Exposure to various agricultural pesticides has been linked to colorectal cancer (CRC), mostly among farmworkers and applicators. Given the potential pesticide drift in ambient air, residents near farmland may be exposed to carcinogenic pesticides even if they are not actively engaged in pesticide application. Pesticide air pollution at the county level was estimated using the 2014 National Air Toxics Assessment. CRC incidence data were acquired from the Arkansas Central Cancer Registry for 2013–2017. We ran ordinary least squares (OLS) regression models, finding significant spatial autocorrelation of residuals for most models. Using geographically weighted regression (GWR) we found age-adjusted CRC incidence rates vary in an increasing west-to-east gradient, with the highest rates in the Arkansas Delta region.
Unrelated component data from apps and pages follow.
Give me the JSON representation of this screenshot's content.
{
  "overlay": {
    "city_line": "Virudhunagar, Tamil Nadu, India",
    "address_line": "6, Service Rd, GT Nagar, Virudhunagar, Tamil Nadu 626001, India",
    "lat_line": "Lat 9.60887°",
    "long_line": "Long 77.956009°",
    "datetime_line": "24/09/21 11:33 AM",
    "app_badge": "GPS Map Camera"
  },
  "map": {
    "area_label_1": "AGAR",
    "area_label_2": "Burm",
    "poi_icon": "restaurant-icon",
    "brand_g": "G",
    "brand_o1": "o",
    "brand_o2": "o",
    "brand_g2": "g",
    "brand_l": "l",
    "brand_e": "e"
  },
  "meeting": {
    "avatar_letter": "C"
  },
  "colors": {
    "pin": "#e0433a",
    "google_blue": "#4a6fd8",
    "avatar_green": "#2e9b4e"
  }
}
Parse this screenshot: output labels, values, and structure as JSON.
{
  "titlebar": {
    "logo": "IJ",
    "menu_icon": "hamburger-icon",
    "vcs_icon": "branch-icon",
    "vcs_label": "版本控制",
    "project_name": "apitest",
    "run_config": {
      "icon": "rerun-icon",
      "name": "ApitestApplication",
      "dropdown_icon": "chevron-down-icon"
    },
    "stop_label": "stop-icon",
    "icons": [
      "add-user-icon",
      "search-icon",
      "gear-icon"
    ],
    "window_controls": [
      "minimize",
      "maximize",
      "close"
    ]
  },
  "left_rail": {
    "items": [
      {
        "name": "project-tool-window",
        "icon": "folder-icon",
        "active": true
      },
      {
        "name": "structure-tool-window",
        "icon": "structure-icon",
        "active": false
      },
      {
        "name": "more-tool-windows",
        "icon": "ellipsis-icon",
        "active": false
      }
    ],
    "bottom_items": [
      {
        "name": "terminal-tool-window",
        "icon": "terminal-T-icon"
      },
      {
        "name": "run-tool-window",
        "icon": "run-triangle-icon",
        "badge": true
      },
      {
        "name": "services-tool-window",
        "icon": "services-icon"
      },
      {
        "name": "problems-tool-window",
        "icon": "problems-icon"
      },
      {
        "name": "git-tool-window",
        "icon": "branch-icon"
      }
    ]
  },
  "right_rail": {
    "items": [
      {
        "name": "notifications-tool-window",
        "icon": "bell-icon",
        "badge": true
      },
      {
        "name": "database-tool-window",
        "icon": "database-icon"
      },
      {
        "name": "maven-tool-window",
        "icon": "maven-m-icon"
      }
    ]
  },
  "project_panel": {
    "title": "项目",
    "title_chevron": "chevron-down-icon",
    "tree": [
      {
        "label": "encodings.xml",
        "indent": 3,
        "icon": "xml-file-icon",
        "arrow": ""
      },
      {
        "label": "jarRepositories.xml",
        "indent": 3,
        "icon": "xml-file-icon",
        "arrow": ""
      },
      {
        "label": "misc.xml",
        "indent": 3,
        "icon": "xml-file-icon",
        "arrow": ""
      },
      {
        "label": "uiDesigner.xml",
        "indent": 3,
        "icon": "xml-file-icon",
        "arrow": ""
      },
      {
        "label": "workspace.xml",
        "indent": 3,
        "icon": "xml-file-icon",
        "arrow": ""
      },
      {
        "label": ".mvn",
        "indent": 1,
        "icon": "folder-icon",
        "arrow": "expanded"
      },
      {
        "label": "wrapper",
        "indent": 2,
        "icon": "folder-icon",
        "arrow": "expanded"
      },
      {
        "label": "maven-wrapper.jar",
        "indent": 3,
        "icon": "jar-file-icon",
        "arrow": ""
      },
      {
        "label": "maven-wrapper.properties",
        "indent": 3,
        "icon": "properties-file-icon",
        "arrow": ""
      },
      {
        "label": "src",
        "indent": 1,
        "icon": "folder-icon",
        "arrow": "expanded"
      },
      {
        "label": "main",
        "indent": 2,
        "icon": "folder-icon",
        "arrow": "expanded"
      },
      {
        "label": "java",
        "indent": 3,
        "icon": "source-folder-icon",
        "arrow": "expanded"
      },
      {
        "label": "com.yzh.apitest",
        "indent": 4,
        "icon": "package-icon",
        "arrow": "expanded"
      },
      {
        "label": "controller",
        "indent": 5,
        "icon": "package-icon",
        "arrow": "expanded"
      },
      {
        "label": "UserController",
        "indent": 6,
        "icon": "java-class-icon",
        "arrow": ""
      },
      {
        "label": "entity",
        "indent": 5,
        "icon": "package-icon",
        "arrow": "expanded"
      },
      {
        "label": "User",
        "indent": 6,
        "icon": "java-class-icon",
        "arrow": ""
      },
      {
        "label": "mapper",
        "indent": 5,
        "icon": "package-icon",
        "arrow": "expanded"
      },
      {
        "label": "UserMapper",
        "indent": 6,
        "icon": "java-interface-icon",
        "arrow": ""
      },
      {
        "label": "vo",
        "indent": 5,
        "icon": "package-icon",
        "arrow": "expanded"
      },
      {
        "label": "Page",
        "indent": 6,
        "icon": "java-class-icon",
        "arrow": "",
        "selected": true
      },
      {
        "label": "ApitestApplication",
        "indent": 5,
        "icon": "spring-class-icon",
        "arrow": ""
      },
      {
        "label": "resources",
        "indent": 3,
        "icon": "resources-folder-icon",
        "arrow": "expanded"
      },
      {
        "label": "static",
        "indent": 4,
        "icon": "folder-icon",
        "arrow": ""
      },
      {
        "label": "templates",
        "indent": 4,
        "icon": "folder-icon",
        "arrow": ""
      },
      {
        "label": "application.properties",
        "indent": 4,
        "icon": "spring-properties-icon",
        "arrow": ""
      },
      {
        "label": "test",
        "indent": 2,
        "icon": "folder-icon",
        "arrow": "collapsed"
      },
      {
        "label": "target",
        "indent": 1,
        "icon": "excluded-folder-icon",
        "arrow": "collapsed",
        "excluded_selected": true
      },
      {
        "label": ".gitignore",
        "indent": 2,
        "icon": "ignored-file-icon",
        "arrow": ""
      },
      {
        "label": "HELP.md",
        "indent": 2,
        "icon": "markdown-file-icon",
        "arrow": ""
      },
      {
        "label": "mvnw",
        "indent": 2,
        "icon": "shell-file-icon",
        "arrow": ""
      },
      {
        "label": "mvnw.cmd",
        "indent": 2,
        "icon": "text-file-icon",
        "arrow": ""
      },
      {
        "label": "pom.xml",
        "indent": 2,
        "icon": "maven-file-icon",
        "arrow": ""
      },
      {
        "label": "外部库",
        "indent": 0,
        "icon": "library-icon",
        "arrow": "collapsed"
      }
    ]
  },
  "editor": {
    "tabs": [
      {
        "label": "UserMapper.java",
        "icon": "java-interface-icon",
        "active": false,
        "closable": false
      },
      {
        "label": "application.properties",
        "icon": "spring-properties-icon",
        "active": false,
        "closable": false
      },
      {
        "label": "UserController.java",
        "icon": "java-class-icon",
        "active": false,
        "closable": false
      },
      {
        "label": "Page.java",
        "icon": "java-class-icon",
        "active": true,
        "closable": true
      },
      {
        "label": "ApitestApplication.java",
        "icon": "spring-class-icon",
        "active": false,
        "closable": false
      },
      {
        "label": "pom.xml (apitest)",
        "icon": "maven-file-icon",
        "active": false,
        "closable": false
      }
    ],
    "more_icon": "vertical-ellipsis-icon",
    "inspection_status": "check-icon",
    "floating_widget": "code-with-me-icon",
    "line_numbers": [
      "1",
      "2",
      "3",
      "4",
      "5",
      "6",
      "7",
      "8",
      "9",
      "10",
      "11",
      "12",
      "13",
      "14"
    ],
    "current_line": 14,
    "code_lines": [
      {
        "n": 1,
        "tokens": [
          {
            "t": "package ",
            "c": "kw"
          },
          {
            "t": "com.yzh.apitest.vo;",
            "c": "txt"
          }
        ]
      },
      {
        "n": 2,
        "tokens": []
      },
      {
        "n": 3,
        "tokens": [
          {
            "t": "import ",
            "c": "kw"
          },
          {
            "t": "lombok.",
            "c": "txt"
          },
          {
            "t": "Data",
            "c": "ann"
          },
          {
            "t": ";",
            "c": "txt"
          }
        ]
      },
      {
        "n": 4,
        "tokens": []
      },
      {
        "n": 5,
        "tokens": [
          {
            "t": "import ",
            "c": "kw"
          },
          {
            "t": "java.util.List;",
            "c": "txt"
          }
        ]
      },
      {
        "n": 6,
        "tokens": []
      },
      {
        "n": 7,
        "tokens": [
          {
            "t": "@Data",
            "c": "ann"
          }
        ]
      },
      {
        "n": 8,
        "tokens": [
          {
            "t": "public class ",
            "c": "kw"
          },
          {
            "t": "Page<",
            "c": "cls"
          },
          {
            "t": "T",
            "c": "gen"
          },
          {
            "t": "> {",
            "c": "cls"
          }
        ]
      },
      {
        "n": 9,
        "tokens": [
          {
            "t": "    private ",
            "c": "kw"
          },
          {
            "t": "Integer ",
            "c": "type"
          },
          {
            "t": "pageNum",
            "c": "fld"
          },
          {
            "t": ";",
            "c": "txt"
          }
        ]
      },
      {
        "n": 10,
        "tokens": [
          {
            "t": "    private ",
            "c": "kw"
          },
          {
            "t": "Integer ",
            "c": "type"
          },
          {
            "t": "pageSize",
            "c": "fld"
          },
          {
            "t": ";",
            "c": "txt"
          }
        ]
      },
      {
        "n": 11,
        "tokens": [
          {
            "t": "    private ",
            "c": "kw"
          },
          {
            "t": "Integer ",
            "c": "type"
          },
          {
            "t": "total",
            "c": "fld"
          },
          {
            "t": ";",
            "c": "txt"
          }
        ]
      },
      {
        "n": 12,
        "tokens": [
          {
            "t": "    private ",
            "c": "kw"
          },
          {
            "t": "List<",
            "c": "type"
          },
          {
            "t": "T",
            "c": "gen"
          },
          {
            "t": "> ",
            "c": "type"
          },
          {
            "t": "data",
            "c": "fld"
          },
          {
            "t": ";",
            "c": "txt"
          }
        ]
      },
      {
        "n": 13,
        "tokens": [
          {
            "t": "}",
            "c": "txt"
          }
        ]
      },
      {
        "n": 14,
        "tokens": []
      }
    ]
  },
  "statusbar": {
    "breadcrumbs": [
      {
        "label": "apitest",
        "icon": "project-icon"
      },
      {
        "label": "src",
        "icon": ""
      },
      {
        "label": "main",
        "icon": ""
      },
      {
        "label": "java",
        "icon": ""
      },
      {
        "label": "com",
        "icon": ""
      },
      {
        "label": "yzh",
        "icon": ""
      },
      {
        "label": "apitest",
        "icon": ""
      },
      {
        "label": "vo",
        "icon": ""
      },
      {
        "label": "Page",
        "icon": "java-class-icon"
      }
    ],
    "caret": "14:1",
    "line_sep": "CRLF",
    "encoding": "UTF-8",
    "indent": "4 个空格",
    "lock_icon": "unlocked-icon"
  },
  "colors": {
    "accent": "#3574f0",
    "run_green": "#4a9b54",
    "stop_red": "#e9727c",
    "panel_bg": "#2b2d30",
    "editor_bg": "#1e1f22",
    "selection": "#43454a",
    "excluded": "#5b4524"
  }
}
A similar gradient was observed in the distribution of the population living below the poverty line and the population percentage of Black people. Significant associations between Trifluralin (crude model only), Carbon Tetrachloride, and Ethylene Dibromide with CRC incidence rates in OLS models only explained 5–7% of the variation and exhibited spatial autocorrelation of residuals. GWR models explained 24–32% (adjusted r2 9–16%) of CRC incidence rate variation, suggesting additional factors may contribute to the association between pesticides and CRC.
|International journal of environmental research and public health
|Published - Mar 1 2022
- Colorectal cancer
ASJC Scopus subject areas
- Public Health, Environmental and Occupational Health
- Health, Toxicology and Mutagenesis